	    with the most recent dump date, which is the level 3 entry.

	 +  The	vdump command backs up all files that were created or modi-
	    fied after the dump	date of	the level 3 entry.

	 +  The	vdump command modifies the access time of each file in the
	    fileset.

   2.  To perform a full (level	0) backup of a local fileset to	a local	dev-
       ice, enter a command similar to the following:
	    % vdump -0 -u -f /dev/tape/tape1_d6	/fs1

       In this example,	-0 specifies that all (level 0)	files in the fileset
       mounted at /fs1 will be backed up to /dev/tape/tape1_d6;	-u specifies
       that vdump will update the /etc/vdumpdates after	a successful backup
       of the fileset.

   3.  To perform a full level 0 backup	of a local fileset to a	remote dev-
       ice, enter a command similar to the following:
	    # rvdump -0	-u -f pease:/dev/tape/tape1_d6 /fs1

       In this example,	-0 specifies that all files in the fileset mounted at
       /fs1 will be backed up to the remote device /dev/tape/tape1_d6 on
       machine node pease; -u specifies	that rvdump will update	the
       /etc/vdumpdates file after a successful backup of the fileset.

   4.  When the	backup saveset device is the character - (dash), the vdump
       command writes to standard output.  Thus, the vdump and vrestore	com-
       mands can be used in a pipeline expression to copy filesets.   The
       following are typical commands; they are	equivalent:
	    # vdump -0 -f - /usr | (cd /mnt; vrestore -x -f -)
	    # vdump -0f	- /usr | vrestore -xf -	-D /mnt

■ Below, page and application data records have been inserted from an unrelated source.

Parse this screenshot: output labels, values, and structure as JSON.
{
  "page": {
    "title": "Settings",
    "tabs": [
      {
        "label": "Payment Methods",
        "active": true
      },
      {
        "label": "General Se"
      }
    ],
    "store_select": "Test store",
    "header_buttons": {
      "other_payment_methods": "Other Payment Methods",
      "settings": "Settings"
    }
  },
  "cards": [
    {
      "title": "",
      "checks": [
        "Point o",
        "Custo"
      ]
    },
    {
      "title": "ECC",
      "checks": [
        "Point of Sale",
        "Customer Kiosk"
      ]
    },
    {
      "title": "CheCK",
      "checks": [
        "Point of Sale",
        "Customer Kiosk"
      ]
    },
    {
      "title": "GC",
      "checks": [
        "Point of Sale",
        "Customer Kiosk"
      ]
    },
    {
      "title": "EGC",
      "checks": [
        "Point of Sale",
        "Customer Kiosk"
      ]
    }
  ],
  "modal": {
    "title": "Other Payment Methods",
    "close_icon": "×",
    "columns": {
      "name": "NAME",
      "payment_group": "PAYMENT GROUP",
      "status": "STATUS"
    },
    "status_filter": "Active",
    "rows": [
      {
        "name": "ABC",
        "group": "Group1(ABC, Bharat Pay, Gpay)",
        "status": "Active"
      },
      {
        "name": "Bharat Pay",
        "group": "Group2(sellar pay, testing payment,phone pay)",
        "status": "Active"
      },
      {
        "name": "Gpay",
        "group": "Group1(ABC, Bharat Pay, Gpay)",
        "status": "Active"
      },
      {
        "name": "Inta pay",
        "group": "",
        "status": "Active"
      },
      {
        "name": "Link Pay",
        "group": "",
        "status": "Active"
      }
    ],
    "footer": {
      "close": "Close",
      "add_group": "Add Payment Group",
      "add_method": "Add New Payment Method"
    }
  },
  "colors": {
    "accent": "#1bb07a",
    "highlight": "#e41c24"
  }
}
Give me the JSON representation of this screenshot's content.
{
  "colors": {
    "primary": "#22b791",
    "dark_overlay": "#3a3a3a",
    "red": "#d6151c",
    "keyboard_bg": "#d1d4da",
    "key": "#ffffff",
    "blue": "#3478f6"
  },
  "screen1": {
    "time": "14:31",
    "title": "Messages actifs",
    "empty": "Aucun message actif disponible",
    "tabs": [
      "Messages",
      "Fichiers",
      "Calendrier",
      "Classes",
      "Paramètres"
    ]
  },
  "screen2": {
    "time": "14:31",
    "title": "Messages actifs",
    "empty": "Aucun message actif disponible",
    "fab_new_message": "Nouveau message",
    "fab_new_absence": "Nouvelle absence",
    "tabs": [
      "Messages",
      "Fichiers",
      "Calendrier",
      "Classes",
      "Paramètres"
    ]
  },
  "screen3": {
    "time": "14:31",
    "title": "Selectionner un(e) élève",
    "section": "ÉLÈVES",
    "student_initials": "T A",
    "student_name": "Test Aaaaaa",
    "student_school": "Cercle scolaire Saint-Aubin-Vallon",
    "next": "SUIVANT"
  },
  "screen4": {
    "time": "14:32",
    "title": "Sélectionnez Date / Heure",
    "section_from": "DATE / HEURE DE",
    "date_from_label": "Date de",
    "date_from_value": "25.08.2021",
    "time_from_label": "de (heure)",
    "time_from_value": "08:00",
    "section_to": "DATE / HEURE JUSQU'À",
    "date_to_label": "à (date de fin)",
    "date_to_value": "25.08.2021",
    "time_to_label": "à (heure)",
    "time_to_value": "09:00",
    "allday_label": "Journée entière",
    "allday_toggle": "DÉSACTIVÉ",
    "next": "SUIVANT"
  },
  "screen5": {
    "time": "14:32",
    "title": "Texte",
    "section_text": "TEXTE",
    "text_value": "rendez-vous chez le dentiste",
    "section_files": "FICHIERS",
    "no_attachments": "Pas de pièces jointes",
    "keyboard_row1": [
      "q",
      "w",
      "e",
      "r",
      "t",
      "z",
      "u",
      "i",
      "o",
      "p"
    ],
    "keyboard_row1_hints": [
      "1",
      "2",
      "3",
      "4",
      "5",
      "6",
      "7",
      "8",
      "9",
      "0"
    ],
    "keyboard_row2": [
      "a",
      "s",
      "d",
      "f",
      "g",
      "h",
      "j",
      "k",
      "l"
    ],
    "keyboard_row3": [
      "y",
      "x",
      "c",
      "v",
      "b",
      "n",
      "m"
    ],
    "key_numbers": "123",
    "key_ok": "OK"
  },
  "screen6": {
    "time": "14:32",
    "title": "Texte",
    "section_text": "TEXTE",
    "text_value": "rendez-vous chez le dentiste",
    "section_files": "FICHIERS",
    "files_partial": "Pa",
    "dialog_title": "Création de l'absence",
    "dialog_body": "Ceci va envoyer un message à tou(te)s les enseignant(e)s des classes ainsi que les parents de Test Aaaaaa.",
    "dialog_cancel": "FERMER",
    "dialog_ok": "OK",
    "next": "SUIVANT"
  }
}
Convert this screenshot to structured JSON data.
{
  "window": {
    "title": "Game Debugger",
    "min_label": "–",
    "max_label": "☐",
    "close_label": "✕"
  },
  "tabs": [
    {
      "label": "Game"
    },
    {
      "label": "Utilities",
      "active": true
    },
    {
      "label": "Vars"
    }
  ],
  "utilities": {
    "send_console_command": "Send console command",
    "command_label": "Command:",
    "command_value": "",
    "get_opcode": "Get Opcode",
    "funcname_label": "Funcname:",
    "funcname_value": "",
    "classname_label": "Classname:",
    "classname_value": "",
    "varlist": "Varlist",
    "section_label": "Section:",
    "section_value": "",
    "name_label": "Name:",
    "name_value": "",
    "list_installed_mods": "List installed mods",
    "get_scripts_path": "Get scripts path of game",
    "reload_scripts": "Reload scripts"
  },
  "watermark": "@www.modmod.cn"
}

       The rvdump and rvrestore	commands are unable to use the - (dash)	char-
       acter. The output device	must be	specified.

   5.  To dump more than one saveset on	a single tape, enter a command simi-
       lar to the following:
	    # vdump -N /dev/tape/tape0 fs1
	    # vdump -N /dev/tape/tape0 fs2

       In this example,	the -N option specifies	that the tape will not be
       rewound between saving the filesets.

   6.  For weekly tape backups,	a set of 5 tapes per backed up fileset can be
       used on a cyclical basis.  Each month a level 0 backup is taken on a
       set of fresh tapes that are saved until the next	level 0	backup.

       The following is	a guideline for	the level of backup to perform during
       weekly, biweekly, and monthly periods:


       ______________________________
		  M   Tu   W   Th   F
       ______________________________
       Weekly	  0   3	   2   5    4

       Biweekly	  0   3	   2   5    4
		  0   9	   8   9    9

       Monthly	  0   3	   2   5    4
		  1   9	   8   9    9
		  1   3	   2   5    4
		  1   9	   8   9    9
       ______________________________



FILES

  /sbin/vdump
      Specifies	the vdump command path.

  /sbin/rvdump
      Specifies	the rvdump command path.

  /etc/vdumpdates
      Contains a list of filesets that were backed up, the date	that each
      file system was backed up, and the backup	level.

  /etc/fstab
      Contains the full	path names and mount points of filesets.

SEE ALSO

  Commands: mount(8), umount(8), rsh(8), vrestore(8), rvrestore(8)

  Files: acl(4), proplist(4)

  AdvFS	Administration